Today the New York Times ran a story on how Wal-Mart is using bloggers to build its reputation. Of course by “using” I mean feeding information to bloggers that have been sympathetic to Wal-Mart in its never ending battle with the left.
It should come as no surprise to anyone that some bloggers are more than a little lax about citing sources, I mean there are almost 30 million bloggers, an infinitesimal number of them have any journalistic training. Heck, I’m not even sure that most of them can spell (I know that I can’t).
In a world where real life journalists – you know the ones that get paid for writing – get caught making up stories, inventing sources and get paid for their opinions, I don’t see where the story is. Bloggers are, by and large, amateur pundits that enjoy writing, opinion making, arguing or some combination of the above. The internet is a vast place, so when Wal-Mart sends positive news about itself, or negative news about its opponents to parties that they know may be interested, they are providing a free service to bloggers (including myself) that may have otherwise overlooked the news.

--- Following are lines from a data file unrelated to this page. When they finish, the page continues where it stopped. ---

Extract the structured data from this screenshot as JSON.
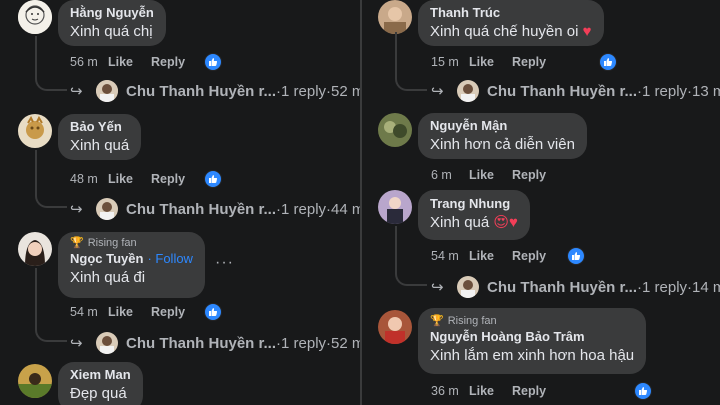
{
  "left": {
    "comments": [
      {
        "name": "Hằng Nguyễn",
        "text": "Xinh quá chị",
        "time": "56 m",
        "like": "Like",
        "reply": "Reply",
        "reply_preview": {
          "name": "Chu Thanh Huyền r...",
          "sep": " · ",
          "count": "1 reply",
          "time": "52 m"
        }
      },
      {
        "name": "Bảo Yến",
        "text": "Xinh quá",
        "time": "48 m",
        "like": "Like",
        "reply": "Reply",
        "reply_preview": {
          "name": "Chu Thanh Huyền r...",
          "sep": " · ",
          "count": "1 reply",
          "time": "44 m"
        }
      },
      {
        "badge": "Rising fan",
        "name": "Ngọc Tuyền",
        "follow": "· Follow",
        "more": "···",
        "text": "Xinh quá đi",
        "time": "54 m",
        "like": "Like",
        "reply": "Reply",
        "reply_preview": {
          "name": "Chu Thanh Huyền r...",
          "sep": " · ",
          "count": "1 reply",
          "time": "52 m"
        }
      },
      {
        "name": "Xiem Man",
        "text": "Đẹp quá"
      }
    ]
  },
  "right": {
    "comments": [
      {
        "name": "Thanh Trúc",
        "text": "Xinh quá chế huyền oi",
        "emoji": "♥",
        "time": "15 m",
        "like": "Like",
        "reply": "Reply",
        "reply_preview": {
          "name": "Chu Thanh Huyền r...",
          "sep": " · ",
          "count": "1 reply",
          "time": "13 m"
        }
      },
      {
        "name": "Nguyễn Mận",
        "text": "Xinh hơn cả diễn viên",
        "time": "6 m",
        "like": "Like",
        "reply": "Reply"
      },
      {
        "name": "Trang Nhung",
        "text": "Xinh quá",
        "emoji": "😍♥",
        "time": "54 m",
        "like": "Like",
        "reply": "Reply",
        "reply_preview": {
          "name": "Chu Thanh Huyền r...",
          "sep": " · ",
          "count": "1 reply",
          "time": "14 m"
        }
      },
      {
        "badge": "Rising fan",
        "name": "Nguyễn Hoàng Bảo Trâm",
        "text": "Xinh lắm em xinh hơn hoa hậu",
        "time": "36 m",
        "like": "Like",
        "reply": "Reply"
      }
    ]
  },
  "colors": {
    "bubble": "#3a3b3c",
    "accent": "#2d88ff",
    "muted": "#b0b3b8",
    "bg": "#18191a"
  }
}
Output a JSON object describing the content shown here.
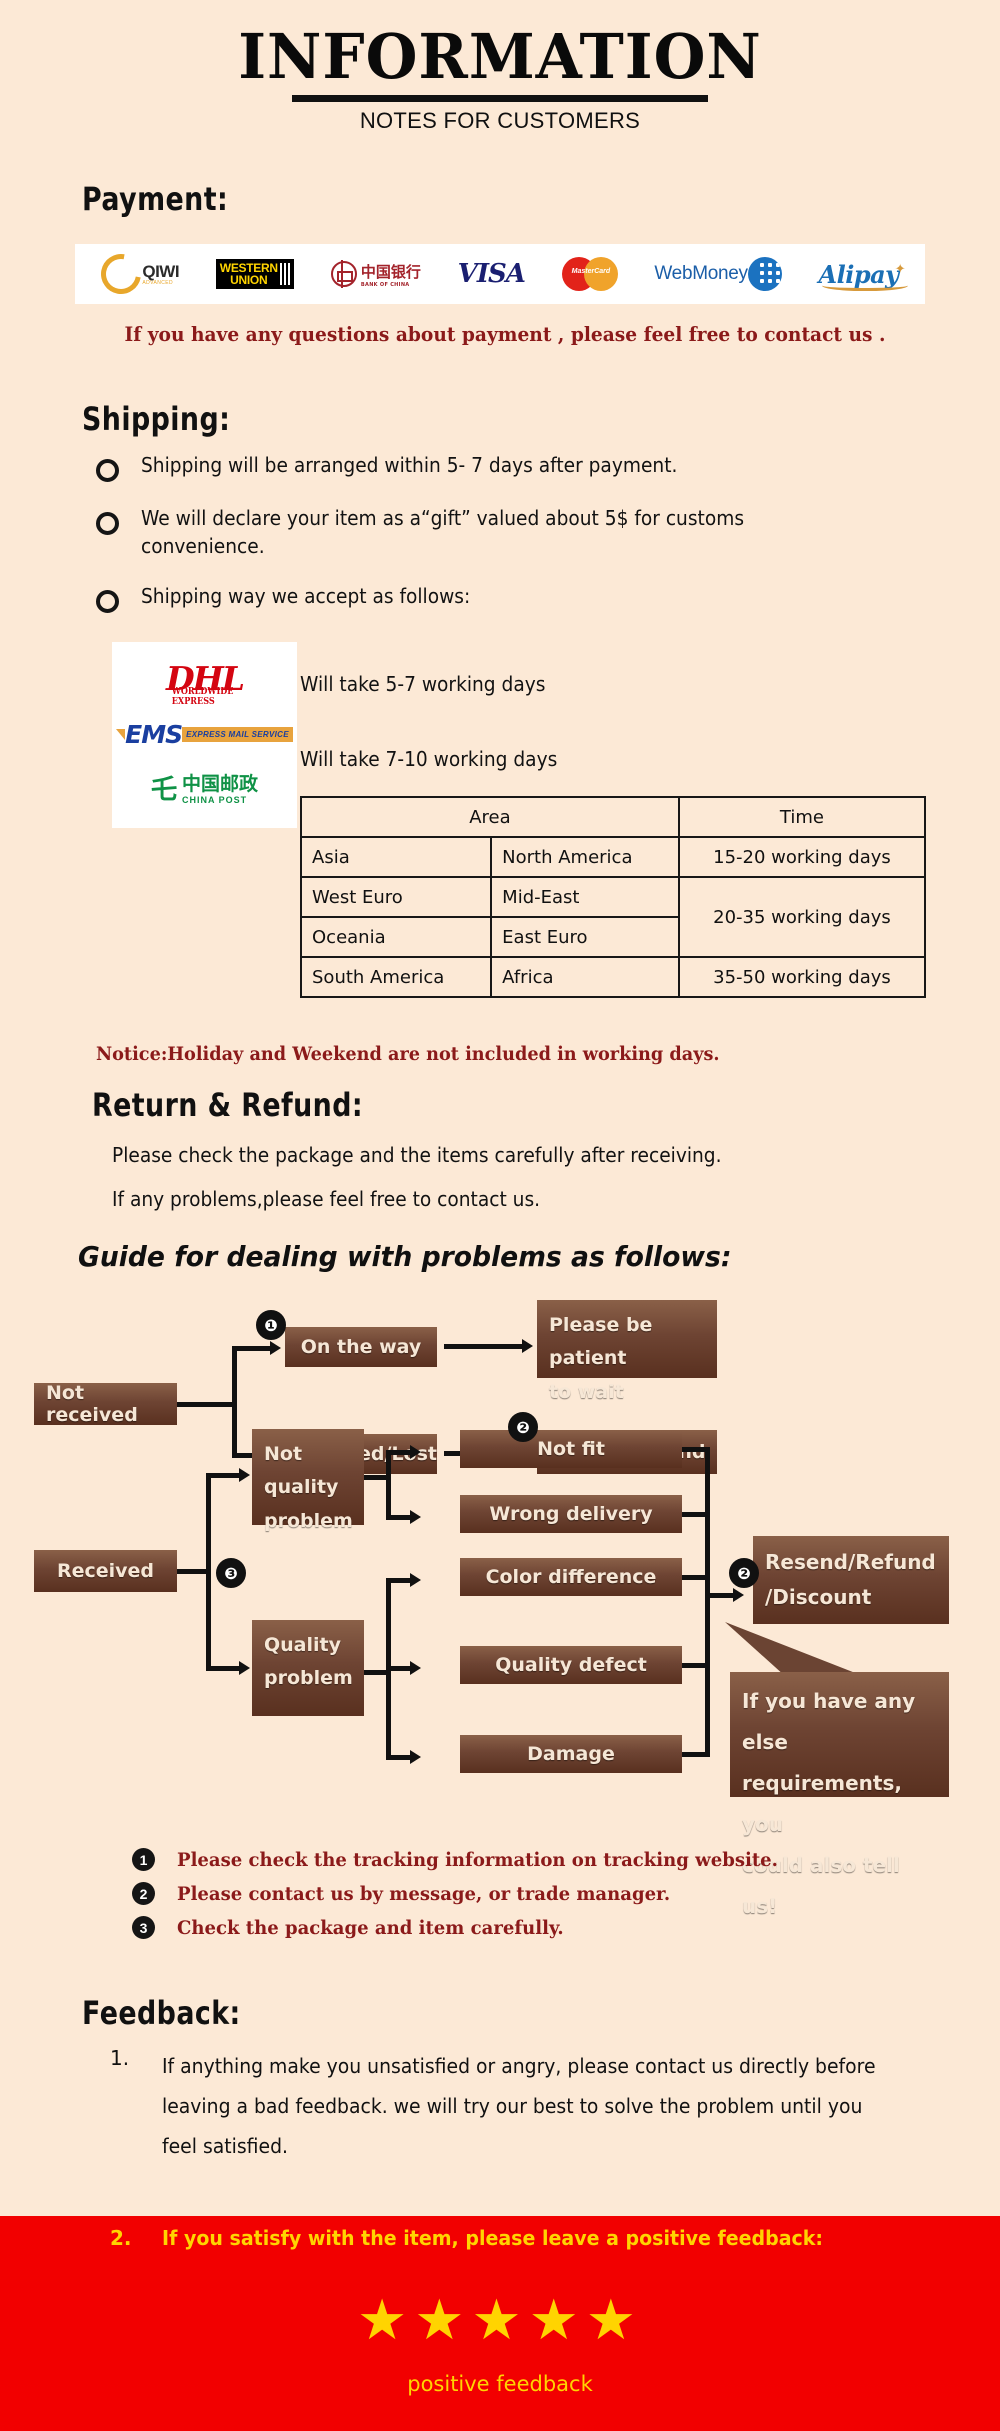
{
  "header": {
    "title": "INFORMATION",
    "subtitle": "NOTES FOR CUSTOMERS"
  },
  "payment": {
    "heading": "Payment:",
    "methods": [
      "QIWI",
      "WESTERN UNION",
      "Bank of China",
      "VISA",
      "MasterCard",
      "WebMoney",
      "Alipay"
    ],
    "qiwi_label": "QIWI",
    "qiwi_sub": "ADVANCED",
    "wu_line1": "WESTERN",
    "wu_line2": "UNION",
    "boc_cn": "中国银行",
    "boc_cn_sub": "BANK OF CHINA",
    "visa_label": "VISA",
    "mastercard_label": "MasterCard",
    "webmoney_label": "WebMoney",
    "alipay_label": "Alipay",
    "note": "If you have any questions about payment , please feel free to contact us ."
  },
  "shipping": {
    "heading": "Shipping:",
    "bullets": [
      "Shipping will be arranged within  5- 7  days after payment.",
      "We will declare your item as a“gift” valued about 5$ for customs convenience.",
      "Shipping way we accept as follows:"
    ],
    "carriers": [
      {
        "name": "DHL",
        "sub": "WORLDWIDE EXPRESS",
        "time": "Will take 5-7 working days"
      },
      {
        "name": "EMS",
        "sub": "EXPRESS MAIL SERVICE",
        "time": "Will take 7-10 working days"
      },
      {
        "name": "中国邮政",
        "sub": "CHINA POST",
        "time": ""
      }
    ],
    "table": {
      "headers": [
        "Area",
        "Time"
      ],
      "rows": [
        {
          "area1": "Asia",
          "area2": "North America",
          "time": "15-20 working days"
        },
        {
          "area1": "West Euro",
          "area2": "Mid-East",
          "time": "20-35 working days"
        },
        {
          "area1": "Oceania",
          "area2": "East Euro",
          "time": ""
        },
        {
          "area1": "South America",
          "area2": "Africa",
          "time": "35-50 working days"
        }
      ]
    },
    "notice": "Notice:Holiday and Weekend are not included in working days."
  },
  "return_refund": {
    "heading": "Return & Refund:",
    "line1": "Please check the package and the items carefully after receiving.",
    "line2": "If any problems,please feel free to contact us.",
    "guide_title": "Guide for dealing with problems as follows:"
  },
  "flow": {
    "not_received": "Not received",
    "on_the_way": "On the way",
    "returned_lost": "Returned/Lost",
    "please_wait": "Please be patient to wait",
    "please_wait_l1": "Please be patient",
    "please_wait_l2": "to wait",
    "resend_refund": "Resend/refund",
    "received": "Received",
    "not_quality_l1": "Not quality",
    "not_quality_l2": "problem",
    "quality_l1": "Quality",
    "quality_l2": "problem",
    "not_fit": "Not fit",
    "wrong_delivery": "Wrong delivery",
    "color_difference": "Color difference",
    "quality_defect": "Quality defect",
    "damage": "Damage",
    "resend_refund_discount_l1": "Resend/Refund",
    "resend_refund_discount_l2": "/Discount",
    "callout_l1": "If you have any else",
    "callout_l2": "requirements, you",
    "callout_l3": "could also tell us!",
    "badge1": "❶",
    "badge2": "❷",
    "badge3": "❸"
  },
  "legend": [
    {
      "num": "❶",
      "text": "Please check the tracking information on tracking website."
    },
    {
      "num": "❷",
      "text": "Please contact us by message, or trade manager."
    },
    {
      "num": "❸",
      "text": "Check the package and item carefully."
    }
  ],
  "feedback": {
    "heading": "Feedback:",
    "item1_no": "1.",
    "item1_text": "If anything make you unsatisfied or angry, please contact us directly before leaving a bad feedback. we will try our best to solve the problem until  you feel satisfied.",
    "item2_no": "2.",
    "item2_text": "If you satisfy with the item, please leave a positive feedback:",
    "stars": "★★★★★",
    "caption": "positive feedback"
  },
  "colors": {
    "background": "#fce9d6",
    "accent_red": "#8b1a1a",
    "band_red": "#f20000",
    "star_yellow": "#ffd400",
    "box_brown": "#6e4433"
  }
}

One thing that I find telling about the whole story is that the NYT fails to mention any of the special interest groups and grass-roots organizations that send newsletters to members and interested parties highlighting news stories and press releases that fit within their own agenda. If you looked hard enough I would be willing to bet that a significant number of bloggers that receive that information fail to cite sources as well. NYT is bending over backwards to portray the ties between PR and the blogosphere as something that only evil corporations engage in. Because, you know, Wal-Mart is evil and stuff.